OLED/PLED technologies have already begun to enable a new generation of mobile applications. For example, OLEDs can be used in wearable computer monitors called “heads-up” displays (HUD). A heads-up type of goggle is now being developed for a large aircraft manufacturer that technicians can wear as they walk through an airplane shell as it is being assembled.

As they glance around, they will see structural diagrams, wiring schematics, and instructions, dynamically adjusted based on the technicians view angle and view object. Because these wearable displays must be flexible and require a projection resolution closer to a real computer, OLEDs are an ideal solution.

HUD displays will also appear in the sporting goods market. For example, a wearable display is already being developed for cyclists. Different than goggles, this display consists of a visor that contains a very small one-inch display that attaches to the edge of any helmet near the top so that the rider can see the road straight ahead and below, but can view the display by glancing upward.
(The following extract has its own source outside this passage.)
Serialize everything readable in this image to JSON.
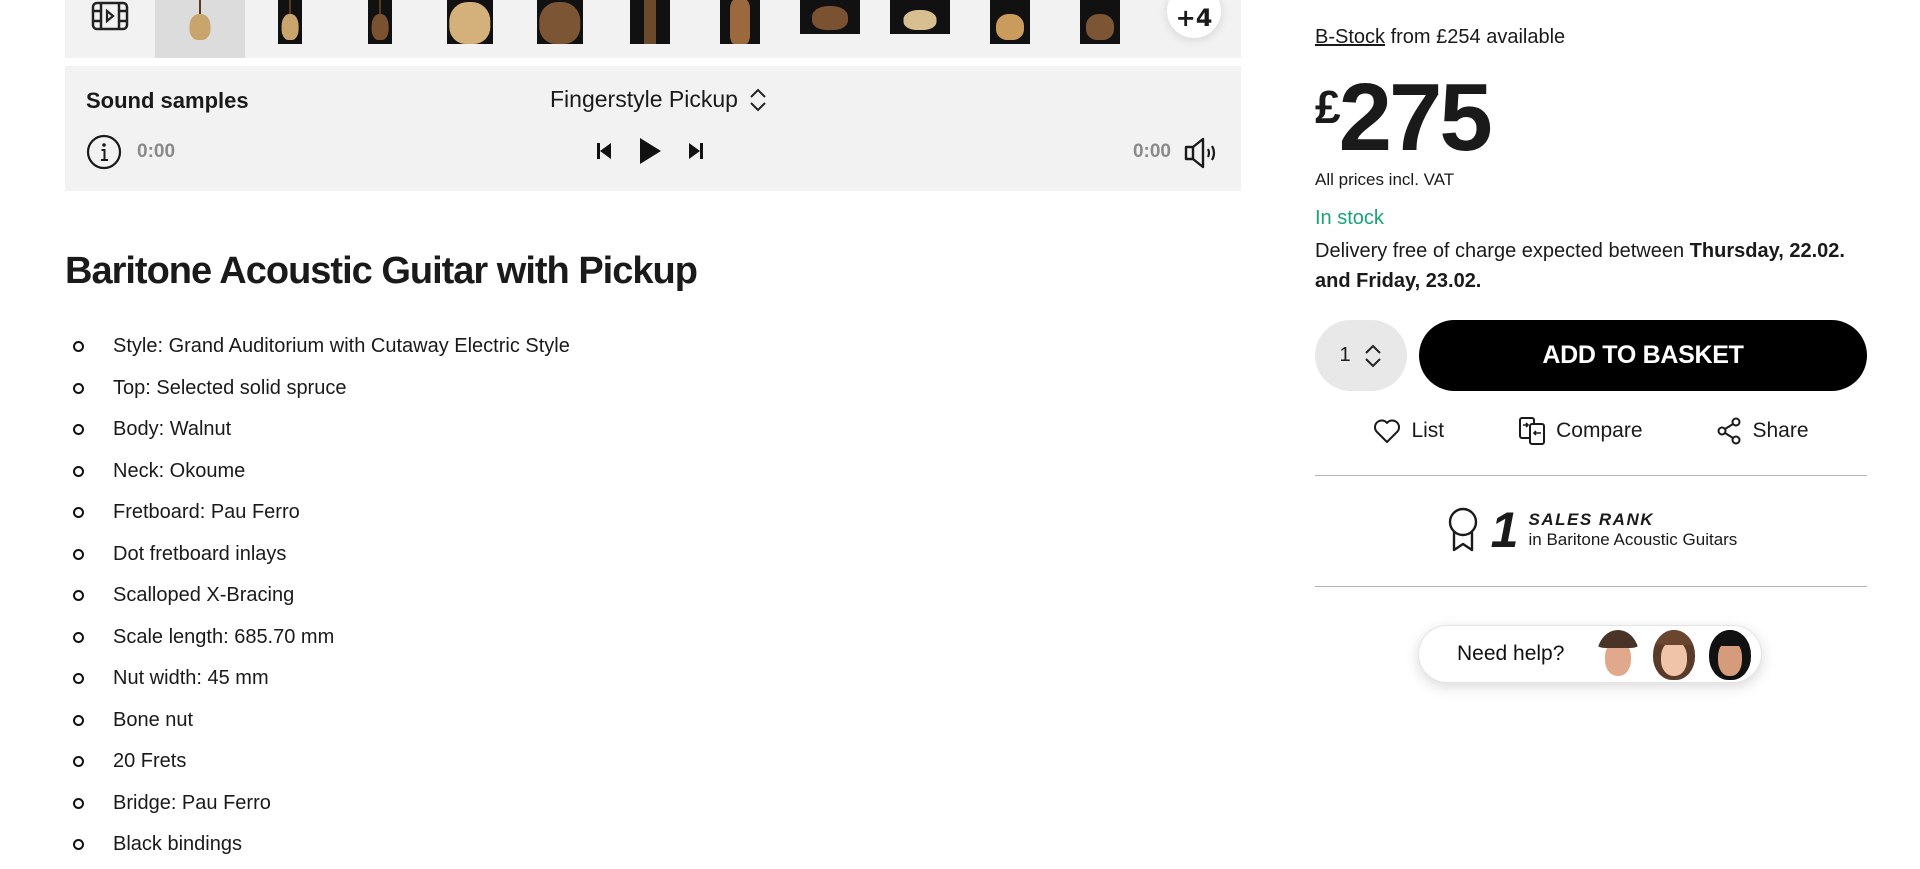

The display is wirelessly connected to a data collection device elsewhere on the bicycle that monitors various metrics such as speed, gear number, and often body metrics such as heart-rate (bicyclists attempt to attain a particular cardio-saturation level and maintain that level throughout a trip).

While the amount of information contained in the HUD can be modest by design, the point is to augment the wearer’s visual reality with a carefully selected amount of pertinent information that can change based on the real-time situation of the viewer without compromising the “straight-ahead” view of the wearer. This allows hands-free viewing of information.

One can easily imagine a myriad of applications for heads-up displays. When combined with RFID, warehouse workers, for example, could “see” what’s inside shipping containers, or piled onto pallets in a matter of seconds. And, beyond wearable monitors, the automobile industry will soon begin to attach transparent OLEDs to car windshields.

We have become used to ingesting most of our information visually. For that reason, OLEDs promise to make mobile electronic information devices even more mobile and ubiquitous. They will also usher-in a new generation of portable computing applications.

John Webster is the founder and senior analyst at Data Mobility Group and co-author of “Inescapable Data – Harnessing the Power of Convergence” by John Webster and Chris Stakutis.